Birds of America
By John James Audubon, F. R. SS. L. & E.
THE BLUE-HEADED PIGEON, OR GROUND DOVE.
STARNAENAS CYANOCEPHALA, Linn.
PLATE CCLXXXIV.--MALE AND FEMALES.
A few of these birds migrate each spring from the Island of Cuba to the
Keys of Florida, but are rarely seen, on account of the deep tangled woods in
which they live. Early in May 1832, while on a shooting excursion with the
commander of the United States Revenue Cutter Marion, I saw a pair of them on
the western side of Key West. They were near the water, picking gravel, but on
our approaching them they ran back into the thickets, which were only a few
yards distant. Several fishermen and wreckers informed us that they were more
abundant on the "Mule Keys;" but although a large party and myself searched
these islands for a whole day, not one did we discover there. I saw a pair
which I was told had been caught when young on the latter Keys, but I could not
obtain any other information respecting them, than that they were fed on cracked
corn and rice, which answered the purpose well.
I have represented three of these Pigeons on the ground, with some of the
creeping plants which grew in the place where I saw the pair mentioned above.
COLUMBA CYANOCEPHALA, Linn. Syst.

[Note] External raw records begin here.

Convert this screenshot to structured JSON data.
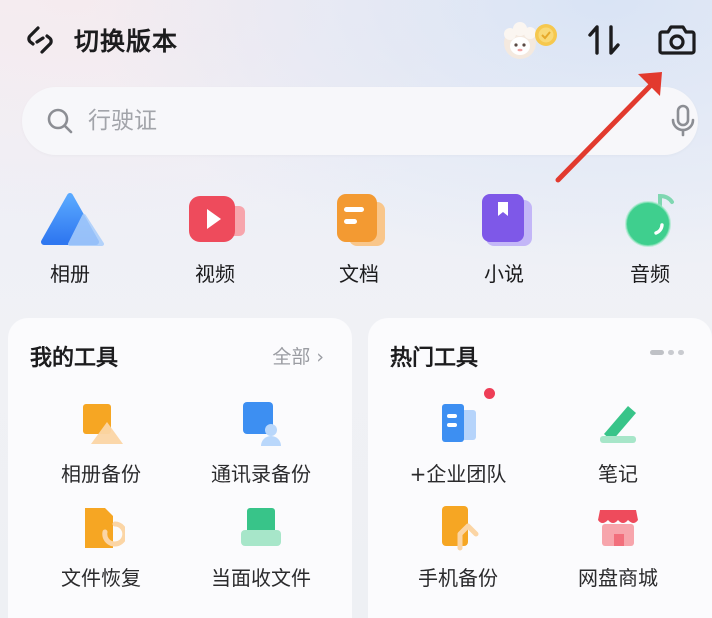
{
  "header": {
    "switch_version_label": "切换版本",
    "icons": [
      "switch-icon",
      "avatar-sheep-icon",
      "sort-icon",
      "camera-icon"
    ]
  },
  "search": {
    "placeholder": "行驶证",
    "icons": [
      "search-icon",
      "microphone-icon"
    ]
  },
  "categories": [
    {
      "label": "相册",
      "icon": "album-icon"
    },
    {
      "label": "视频",
      "icon": "video-icon"
    },
    {
      "label": "文档",
      "icon": "document-icon"
    },
    {
      "label": "小说",
      "icon": "novel-icon"
    },
    {
      "label": "音频",
      "icon": "audio-icon"
    }
  ],
  "my_tools": {
    "title": "我的工具",
    "more_label": "全部 ›",
    "items": [
      {
        "label": "相册备份",
        "icon": "album-backup-icon"
      },
      {
        "label": "通讯录备份",
        "icon": "contacts-backup-icon"
      },
      {
        "label": "文件恢复",
        "icon": "file-restore-icon"
      },
      {
        "label": "当面收文件",
        "icon": "receive-file-icon"
      }
    ]
  },
  "hot_tools": {
    "title": "热门工具",
    "items": [
      {
        "label": "+企业团队",
        "icon": "enterprise-team-icon"
      },
      {
        "label": "笔记",
        "icon": "note-icon"
      },
      {
        "label": "手机备份",
        "icon": "phone-backup-icon"
      },
      {
        "label": "网盘商城",
        "icon": "store-icon"
      }
    ]
  },
  "colors": {
    "accent_red": "#ee3e57",
    "annotation_arrow": "#e23a2e"
  }
}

Nat., vol. i. p. 282.
BLUE-HEADED PIGEON, Columba cyanocephala, Aud. Orn. Biog., vol. ii. p. 411.
Male, 12 1/4, 17 1/2.
Accidental on the southernmost Florida Keys in summer only.
Bill straight, and short, rather slender, compressed; upper mandible with a
tumid fleshy covering at the base, a convex declinate obtuse tip, of which the
margins are acute and overlapping; lower mandible with the angle near the
extremity, which is compressed and rounded. Nostrils medial, oblique, linear.
Head small and compressed; the general form robust, resembling that of many
Partridges. Legs short and of moderate length; tarsus covered anteriorly and
laterally with quincuncial sub-hexagonal scales, rounded and scaly behind; toes
scutellate, free, margined; claws rather small, arched, compressed, flat
Plumage compact all over. Wings short, rounded, third, fourth and fifth
quills longest and almost equal; second, third, fourth, fifth and sixth slightly
cut out on the outer web. Tail of moderate length, slightly rounded, of twelve
broad rounded feathers.
Bill bright blue above, the fleshy parts at the base bright carmine. Iris
very dark brown. Scales of the feet carmine, the interspaces white; claws
bluish-grey. The general colour of the plumage above is a rich deep chocolate,
slightly tinged with olive, beneath brownish-red, lighter on the middle of the
breast, the sides and under tail coverts approaching to the tint of the back.
The upper part of the head bright blue, encircled by a band of deep black,
broader on the occiput, and very narrow in front; a band of white under the eye
meeting its fellow on the chin, a broad patch of black on the fore-neck,
margined with white beneath, and on the sides spotted with bright blue.
Length 12 1/4 inches, extent of wings 17 1/2; bill along the ridge 1/2,
along the edge 1; tarsus 1 1/4, middle toe 1 1/4; weight 10 1/4 oz.
The beautiful Cypress represented in this plate is quite abundant on all
the dry Keys of the Floridas, and is also found in many parts of the interior of